The LHCb result will have a considerable impact on the predictions for the number of antiprotons expected from cosmic-ray collisions with the interstellar medium, and the astrophysics community is now busy incorporating it into their calculations. This work will enable the interpretation of PAMELA and AMS-02 data on the antiproton flux from space to become more constrained, shedding light on its possible dark-matter origin.
More information on this result can be found on the LHCb website: http://lhcb-public.web.cern.ch/lhcb-public/Welcome.html#pHe
CERN, the European Organization for Nuclear Research, is one of the world’s largest and most respected centres for scientific research. Its business is fundamental physics, finding out what the Universe is made of and how it works. At CERN, the world’s largest and most complex scientific instruments are used to study the basic constituents of matter — the fundamental particles. By studying what happens when these particles collide, physicists learn about the laws of Nature.
The instruments used at CERN are particle accelerators and detectors. Accelerators boost beams of particles to high energies before they are made to collide with each other or with stationary targets. Detectors observe and record the results of these collisions.
Founded in 1954, the CERN Laboratory sits astride the Franco–Swiss border near Geneva. It was one of Europe’s first joint ventures and now has 22 Member States.
Extending Science in the Search for the Origin of the Cosmos
52nd Rencontres de Moriond EW: https://indico.in2p3.fr/event/13763/
Standard Model: https://home.cern/about/physics/standard-model
Dark matter: https://home.cern/about/physics/dark-matter
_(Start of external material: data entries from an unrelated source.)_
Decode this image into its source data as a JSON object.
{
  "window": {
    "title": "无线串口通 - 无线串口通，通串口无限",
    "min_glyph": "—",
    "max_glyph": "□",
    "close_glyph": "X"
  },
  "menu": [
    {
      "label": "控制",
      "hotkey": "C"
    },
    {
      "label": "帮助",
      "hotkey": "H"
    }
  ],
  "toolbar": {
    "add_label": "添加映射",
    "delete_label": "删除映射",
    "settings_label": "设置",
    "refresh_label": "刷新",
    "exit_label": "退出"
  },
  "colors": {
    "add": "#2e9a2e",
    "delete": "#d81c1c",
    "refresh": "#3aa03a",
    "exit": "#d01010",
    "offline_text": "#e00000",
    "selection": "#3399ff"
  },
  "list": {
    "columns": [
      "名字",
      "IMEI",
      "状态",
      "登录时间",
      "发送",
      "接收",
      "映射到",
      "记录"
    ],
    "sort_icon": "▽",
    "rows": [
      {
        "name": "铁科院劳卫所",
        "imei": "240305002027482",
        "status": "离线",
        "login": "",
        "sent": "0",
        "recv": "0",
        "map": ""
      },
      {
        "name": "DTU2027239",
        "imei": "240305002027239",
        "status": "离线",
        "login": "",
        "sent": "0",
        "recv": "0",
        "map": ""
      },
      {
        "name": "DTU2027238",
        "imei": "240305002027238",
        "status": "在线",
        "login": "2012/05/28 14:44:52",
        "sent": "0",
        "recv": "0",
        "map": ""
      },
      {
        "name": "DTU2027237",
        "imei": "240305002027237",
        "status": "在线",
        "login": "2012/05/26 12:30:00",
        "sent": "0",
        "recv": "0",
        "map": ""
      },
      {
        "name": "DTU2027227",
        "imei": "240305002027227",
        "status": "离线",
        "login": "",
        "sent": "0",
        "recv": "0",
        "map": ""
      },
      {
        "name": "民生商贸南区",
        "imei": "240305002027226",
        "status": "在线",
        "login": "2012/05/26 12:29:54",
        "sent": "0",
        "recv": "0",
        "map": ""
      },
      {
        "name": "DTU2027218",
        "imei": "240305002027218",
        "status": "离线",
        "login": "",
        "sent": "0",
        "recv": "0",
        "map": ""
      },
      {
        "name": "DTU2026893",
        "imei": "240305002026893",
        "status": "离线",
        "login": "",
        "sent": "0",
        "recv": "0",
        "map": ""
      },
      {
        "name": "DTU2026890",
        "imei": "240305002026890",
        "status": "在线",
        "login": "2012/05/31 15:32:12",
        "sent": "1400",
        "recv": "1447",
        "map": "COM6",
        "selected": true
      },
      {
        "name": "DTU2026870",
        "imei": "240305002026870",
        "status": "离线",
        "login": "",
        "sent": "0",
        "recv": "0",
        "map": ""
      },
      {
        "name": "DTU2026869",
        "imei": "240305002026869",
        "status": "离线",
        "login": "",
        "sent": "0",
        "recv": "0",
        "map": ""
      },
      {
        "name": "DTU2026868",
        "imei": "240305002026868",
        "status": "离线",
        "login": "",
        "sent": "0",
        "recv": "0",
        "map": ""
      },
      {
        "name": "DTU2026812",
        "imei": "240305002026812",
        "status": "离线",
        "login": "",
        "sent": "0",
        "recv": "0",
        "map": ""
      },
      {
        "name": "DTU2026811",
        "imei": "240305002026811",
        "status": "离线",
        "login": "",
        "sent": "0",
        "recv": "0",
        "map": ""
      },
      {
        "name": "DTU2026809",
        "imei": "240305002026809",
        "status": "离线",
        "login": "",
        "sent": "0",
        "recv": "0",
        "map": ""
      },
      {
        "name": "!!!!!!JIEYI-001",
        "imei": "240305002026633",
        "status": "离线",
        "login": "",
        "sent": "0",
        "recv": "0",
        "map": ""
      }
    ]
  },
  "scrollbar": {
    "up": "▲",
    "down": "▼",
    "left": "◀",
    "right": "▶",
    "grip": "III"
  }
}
For more information about European Organization for Nuclear Research (CERN), Visit: http://home.cern/
Images (mentioned), Text, Credits: CERN/Stefania Pandolfi.
Best regards, Orbiter.ch
Publié par Orbiter.ch à 15:12